SAJID Javid has attacked the job conditions which prompted him to resign as chancellor today, saying "no self-respecting" minister would have accepted them. 

Speaking for the first time following his resignation this morning, the Tory MP said the caveat attached to his role in the Treasury meant he was "left with no option other than to resign". 

The conditions imposed by Number 10 would have resulted in Javid firing all of his advisers and replacing them with ones who would report to Boris Johnson's chief adviser Dominic Cummings.

The former Cabinet member said: "It’s been a huge honour to serve as Chancellor of the Exchequer, and whilst I was very pleased that the Prime Minister wanted to reappoint me I was unable to accept the conditions that he had attached.

READ MORE: Cabinet reshuffle: Chancellor Sajid Javid quits in blow to Johnson

"I felt I was left with no option other than to resign.
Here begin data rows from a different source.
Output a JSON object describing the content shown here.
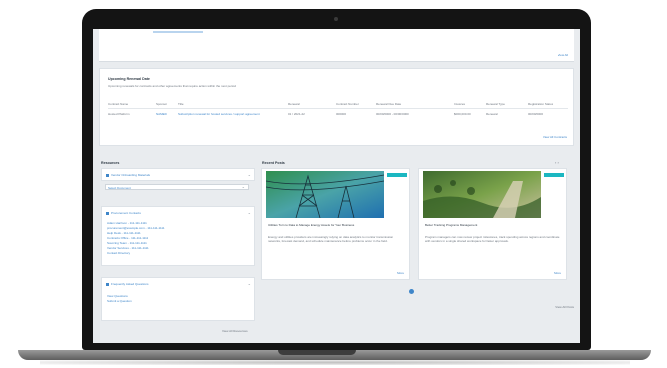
{
  "top_panel": {
    "more_link": "View All"
  },
  "upcoming": {
    "title": "Upcoming Renewal Date",
    "description": "Upcoming renewals for contracts and other agreements that require action within the next period",
    "columns": [
      "Contract Name",
      "Sponsor",
      "Title",
      "Renewal",
      "Contract Number",
      "Renewal Due Date",
      "Invoices",
      "Renewal Type",
      "Registration Status"
    ],
    "row": [
      "Hosted Platform",
      "NAMED",
      "Subscription renewal for hosted services / support agreement",
      "01 / 2021-22",
      "000000",
      "00/00/0000 - 00/00/0000",
      "$000,000.00",
      "Renewal",
      "00/00/0000"
    ],
    "more_link": "View All Contracts"
  },
  "resources": {
    "title": "Resources",
    "sections": [
      {
        "label": "Vendor Onboarding Materials",
        "field": "Select Document"
      },
      {
        "label": "Procurement Contacts",
        "lines": [
          "Adam Harrison - 111-111-1111",
          "procurement@example.com - 111-111-1111",
          "Help Desk - 111-111-1111",
          "Contracts Office - 111-111-1111",
          "Sourcing Team - 111-111-1111",
          "Vendor Services - 111-111-1111",
          "Contact Directory"
        ]
      },
      {
        "label": "Frequently Asked Questions",
        "lines": [
          "View Questions",
          "Submit a Question"
        ]
      }
    ],
    "view_all": "View All Resources"
  },
  "recent_posts": {
    "title": "Recent Posts",
    "nav": "‹ ›",
    "posts": [
      {
        "tag": "NEWS",
        "title": "Utilities Turn to Data to Manage Energy Assets for Your Business",
        "body": "Energy and utilities providers are increasingly relying on data analytics to monitor transmission networks, forecast demand, and schedule maintenance before problems occur in the field.",
        "more": "More"
      },
      {
        "tag": "NEWS",
        "title": "Better Tracking Programs Management",
        "body": "Program managers can now review project milestones, track spending across regions and coordinate with vendors in a single shared workspace for faster approvals.",
        "more": "More"
      }
    ],
    "view_all": "View All Posts"
  },
  "colors": {
    "accent": "#3f86c9",
    "tag": "#1bb7c1",
    "background": "#e9ecef"
  }
}
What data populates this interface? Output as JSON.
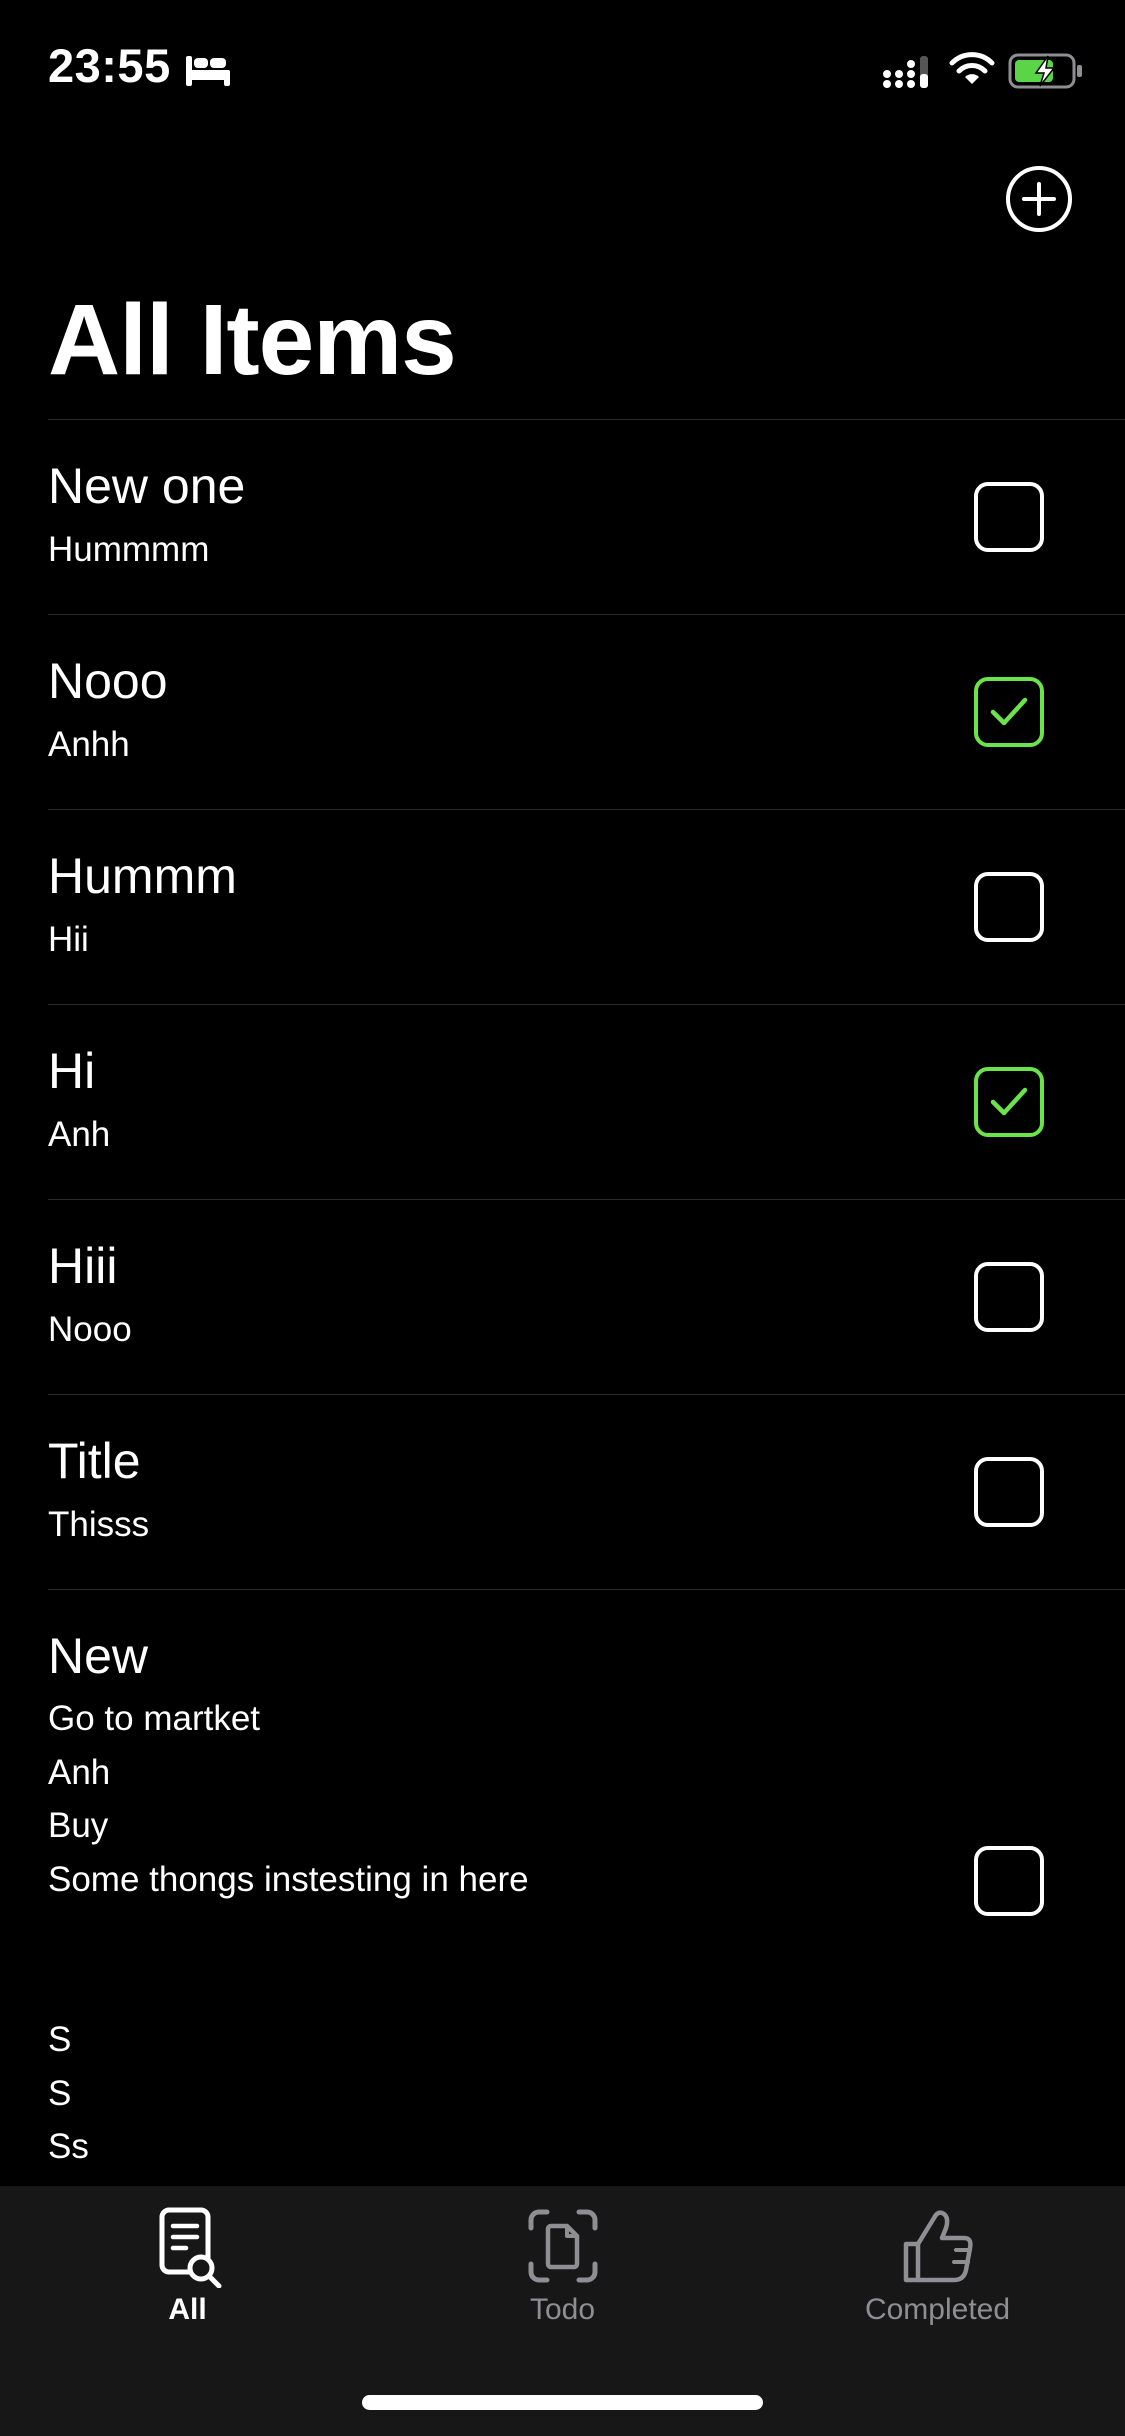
{
  "status_bar": {
    "time": "23:55",
    "icons": [
      "bed-icon",
      "signal-icon",
      "wifi-icon",
      "battery-charging-icon"
    ]
  },
  "nav": {
    "add_icon": "plus-circle-icon"
  },
  "title": "All Items",
  "items": [
    {
      "title": "New one",
      "subtitle": "Hummmm",
      "checked": false
    },
    {
      "title": "Nooo",
      "subtitle": "Anhh",
      "checked": true
    },
    {
      "title": "Hummm",
      "subtitle": "Hii",
      "checked": false
    },
    {
      "title": "Hi",
      "subtitle": "Anh",
      "checked": true
    },
    {
      "title": "Hiii",
      "subtitle": "Nooo",
      "checked": false
    },
    {
      "title": "Title",
      "subtitle": "Thisss",
      "checked": false
    },
    {
      "title": "New",
      "subtitle": "Go to martket\nAnh\nBuy\nSome thongs instesting in here\n\n\nS\nS\nSs",
      "checked": false
    }
  ],
  "tabs": [
    {
      "label": "All",
      "icon": "doc-search-icon",
      "active": true
    },
    {
      "label": "Todo",
      "icon": "doc-frame-icon",
      "active": false
    },
    {
      "label": "Completed",
      "icon": "thumbs-up-icon",
      "active": false
    }
  ],
  "colors": {
    "background": "#000000",
    "checked": "#6be34a",
    "tab_bar": "#171717",
    "inactive": "#8e8e93",
    "separator": "#2a2a2c"
  }
}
My successor has my full support, and the Prime Minister continues to enjoy my full support as does the Government."

He was asked if he felt he was "Chancellor in name only" as a result of Cummings's influence.

He replied: "The conditions that were attached was a requirement that I replace all my political advisors. These are people that have worked incredibly hard – on behalf of not just the Government but the whole country, done a fantastic job.

"I was unable to accept those conditions. I don’t believe any self-respecting minister would accept such conditions. So therefore I felt the best thing to do was to go."

READ MORE: WATCH: What new Chancellor Rishi Sunak thinks about indyref2

The Bromsgrove MP was then asked if the conditions were requested by Cummings. 

He replied: "Those were the conditions requested by the Prime Minister, that was of course his prerogative. As I say my successor has my full support, as does the Prime Minister and I will continue to support this government every way I can from the back benches."

Rishi Sunak was made Chancellor this morning after Javid's resignation. 

It is not clear whether the UK Budget will go ahead on March 11 as planned.